WASHINGTON -- Everything went perfectly for the Dodgers on Sunday, until one hiccup in the ninth inning of their series finale against the Nationals put a slight damper on the festivities.
Matt Kemp came off the disabled list to go 3-for-4 with a home run and three RBIs, Carl Crawford broke out of a slump with three hits, Hanley Ramirez slammed a three-run homer and Clayton Kershaw dominated for seven innings in a 9-2 victory. That gave the Dodgers a three-game sweep coming out the All-Star break, improved them to 20-5 since June 22, and pulled them into a tie with the D-backs atop the NL West, although Arizona later beat San Francisco to move back ahead by a half-game.
The day's only negative occurred in the ninth, when Kemp suffered a left ankle injury while sliding into home plate on a force play. He left the game with what is believed to be a sprain, although no X-rays were taken and he is not expected to need a return trip to the DL. The Dodgers will reevaluate him before Monday's series opener in Toronto.
"It's just a little swollen. It's not that bad," Kemp said. "I started walking around a little bit and it started feeling a little better, so tomorrow we'll see what it feels like."
Other than that, it was smooth sailing for the Dodgers, who began the series with a pair of close, low-scoring wins. They played with Kemp, Crawford and Ramirez in the same lineup for the first time this season and reaped the rewards, pounding Nationals All-Star right-hander Jordan Zimmermann for seven runs during a decisive second inning.

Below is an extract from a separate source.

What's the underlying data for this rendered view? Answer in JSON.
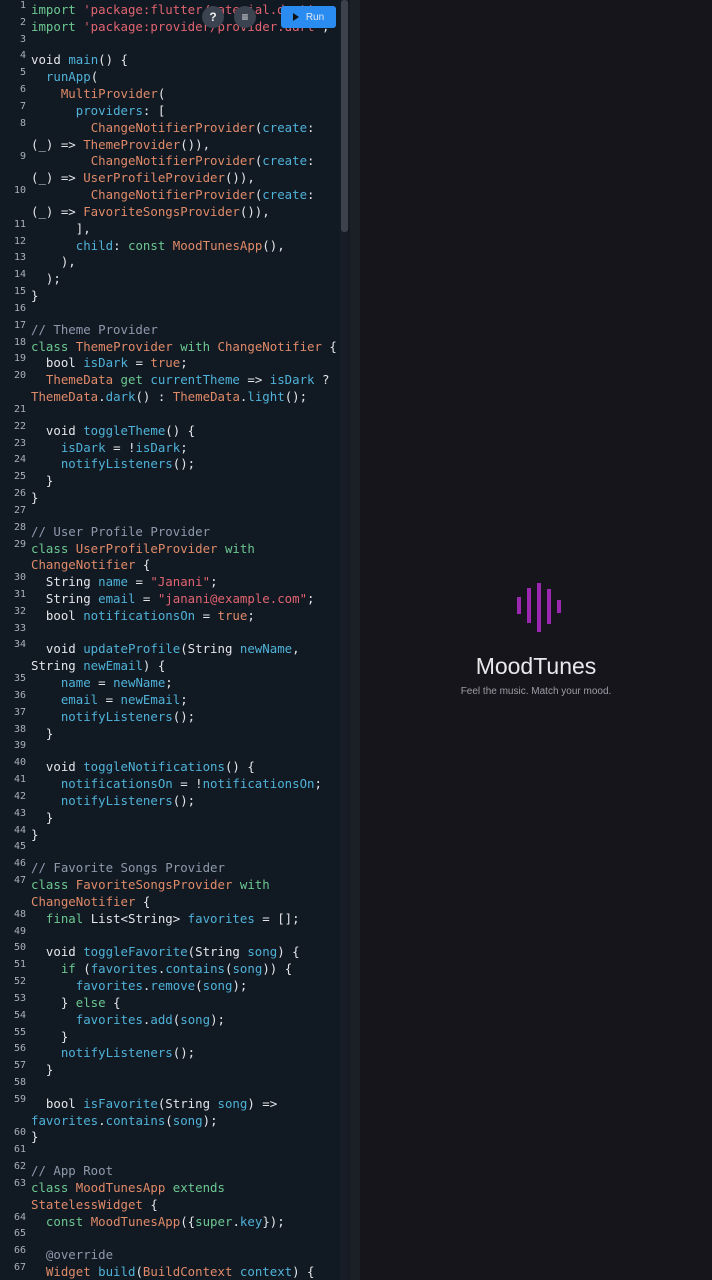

A team that faced a 9 1/2-game division deficit a month ago gave itself an opportunity to move into sole possession of first place for the first time all season.
"That's not really what we're worried about right now," Kemp said. "We can't worry about what Arizona's doing. We've got to take care of our business. If we continue to play the way we've been playing, we'll be a tough team to beat. We all want to get in first place, and when we do get in first place, we don't want to lose that spot. We just want to keep rolling."
Kershaw (9-6), making his first appearance since the All-Star Game, struck out nine and walked none while twirling a two-hitter over seven innings. He gave up only a pair of home runs to Jayson Werth, in the second and the seventh. Kershaw's Major League-leading ERA climbed slightly, to 2.01.
"Yeah, he's one of the best guys in the game," Werth said. "I was lucky enough to get some pitches I could handle. I'm sure he would tell you he missed his spot. I think both of them were pretty much right down the middle. When you get a guy like that that leaves balls in the middle of the plate, you have to capitalize on it, and luckily I was able to do that."
The left-hander had a 7-0 lead to work with after the Dodgers sent 11 men to the plate against Zimmermann in the top of the second. Kemp, who missed the previous 11 games with a left shoulder injury, led off by blasting a hanging slider well up into the left-field bleachers. Kershaw drove in a run with a groundout, and Crawford hit an RBI single before Ramirez launched a towering three-run shot into the Dodgers' bullpen behind left field. Kemp capped the scoring with an RBI double down the left-field line, as L.A. matched its highest-scoring inning of the season.
That outburst chased Zimmermann (12-5), who came in with a 2.58 ERA this year and a 22-start unbeaten streak at home. He gave up eight hits and two walks over two innings.
After an Andre Ethier RBI groundout against Ross Ohlendorf in the fourth, Kemp struck again with an RBI single to left, making the score 9-1 and pulling him within a triple of the cycle. He lined out to the left-field warning track in the sixth and walked in the ninth.
"He's a great hitter. We all know it," first baseman Adrian Gonzalez said. "MVP-type player, and we know he's capable of doing that every time he's out there."
The Dodgers also got a big day from Crawford, who entered play 3-for-32 since coming off the DL on July 5. He matched that hit total in one afternoon, going 3-for-5 with a double and a walk, losing a fourth hit when Kemp didn't hustle home on the ninth-inning forceout.
"We thought yesterday that his [batting practice] was better than we'd seen in a long time," manager Don Mattingly said. "Then yesterday he gets a hit in the game, swung the bat good today, I thought. Hopefully, he's on the road."
The Dodgers now head to Toronto firing on all cylinders after facing three All-Star-caliber starting pitchers in three days and sweeping a team that made the postseason a year ago.
"This was a good sign," Kershaw said. "That's a great team over there. We have a lot of respect for those guys. They did it last year and they pretty much have the same team back. So for us to come in here and play like we did, get some wins against some upper-echelon pitchers like we did, it's a good sign for us, for sure."